Malaysia will apparently be the first country in the world which will have more Gen Y workers than any other generation. This will happen in 2 years time, by 2015. What can companies do to meet their needs?
If it is not challenging enough for companies here that Malaysian talent is regionally sought after, they also have to deal with a major trend hitting the work force today.
We keep reading about various aspects of Gen Y, their behaviours, needs, expectations and one of the interesting trends happening in the work force in Malaysia is the large percentage of Gen Y coming into the workforce. This brings with it unique challenges companies need to face.
Using data from Malaysia’s Statistics department, Dr Karie Willyerd, co-author of The 2020 Workforce – How Innovative Companies Attract, Develop and Keep Tomorrow’s Employees Today, shares that by 2015, over 50% of the workforce will be Gen Y’s.
This apparently will make Malaysia the country with the largest percentage of Gen Y in the world. The obvious challenge then for all companies is how to ensure they get the best out of this talent pool.
“You really want to start by understanding what is important to them when it comes to work,” says Willyerd who is also Chief Learning Officer of SuccessFactors, a human capital consulting company that is owned by German software company SAP. With this understanding will then come the challenge of getting the best out of this group.
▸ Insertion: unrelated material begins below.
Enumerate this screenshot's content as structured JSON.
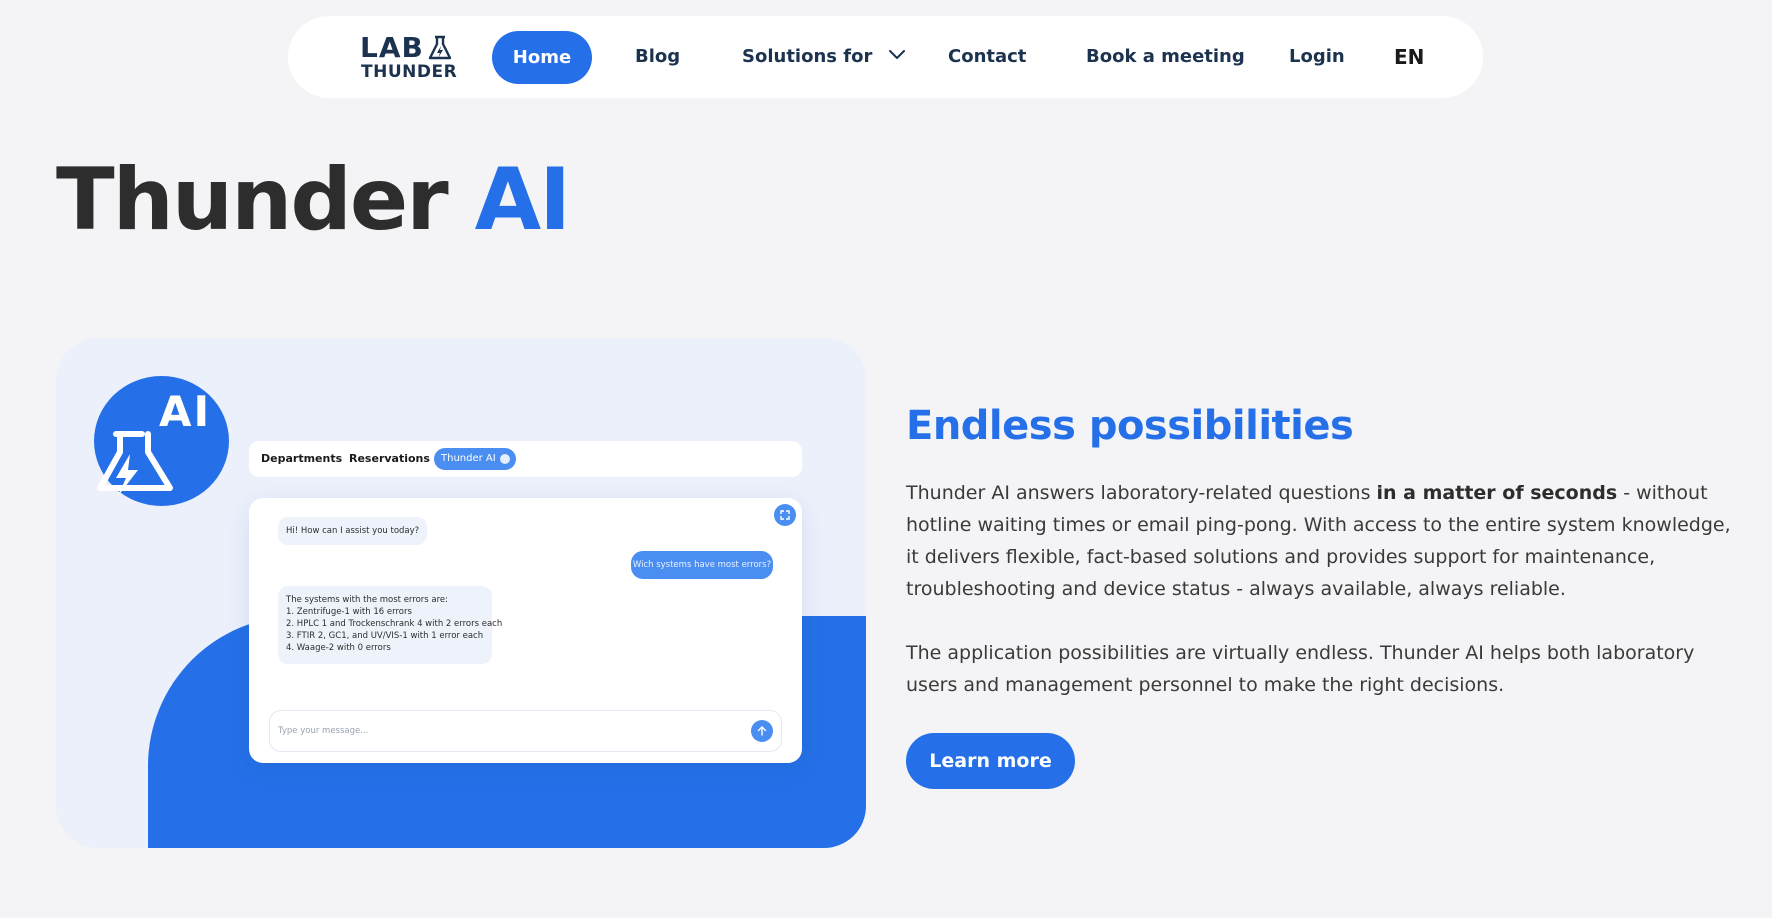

Some key themes emerge here. Mentoring and coaching is very important to them and GenY want to know what the organization they are joining can do for them in this aspect. “This is about what you are doing to develop me. I am early in my life and career and want to make sure I am successful,” observes Willyerd of what GenY want.
The interesting challenge here however is that self development was not a priority for the baby boomer generation, those who are now approaching their 60′s and leaving the workforce. “But this was the generation that set the rules and structures for companies as we know them today and as a result most company structures and budgets are not set up for providing a whole bunch of training,” says Willyerd.
But this development focus is increasingly a key attraction when GenY make their decisions of which company to join. Which means, those companies which scoff at the immediate development needs of GenY will lose out. To what extent?
Well, Willyerd shares that SuccessFactors has just completed a global survey among recruiters and according to HR managers, 40% of GenY cite training and development as the top benefit that they want more of. But that’s not all. 42% says they want a mentor when they come into a company too.
Obviously companies can’t start assigning mentors to every young person they hire. So how do companies handle this issue? By looking at and learning from the early movers who have tried something that works.
Willyerd shares what American phone company AT&T is doing. Faced with high turnover of young talent and the challenge of meeting the needs of its younger workforce, AT&T pooled its experienced people into small groups of mentors who used a combination of social collaboration, webinars and classroom sessions to train a group of young staff who want to learn what they are offering. This could range from better understanding financial data to customer service to telco industry trends.
“Some sessions were recorded for staff who could not sit in so they could watch and later. Questions were taken by this group of mentors including over instant messaging (a medium GenY prefer as their communications channel). But what was even more interesting is that everyone then posts their training assignments online for both mentors and students, to give feedback on,” says Willyerd.
This is working really well or AT&T as one of the things Gen Y appreciate is feedback, even from their peers. For AT&T, this mentor approach helps it to give more of their staff the development they crave for while at the same time helping the company identify the more high potential talent among their young. It then allocates one on one mentoring for these identified high potentials.
For Malaysian employers, this is an approach that is worth emulating by large companies and even medium sized ones which can then adapt it to their unique cultural traits. It is surely better than not addressing or taking half measures to meet the needs of the new generation of workers coming into the workforce.
The views expressed here are the personal opinion of the columnist.
Photo credit: Flickr user beezer b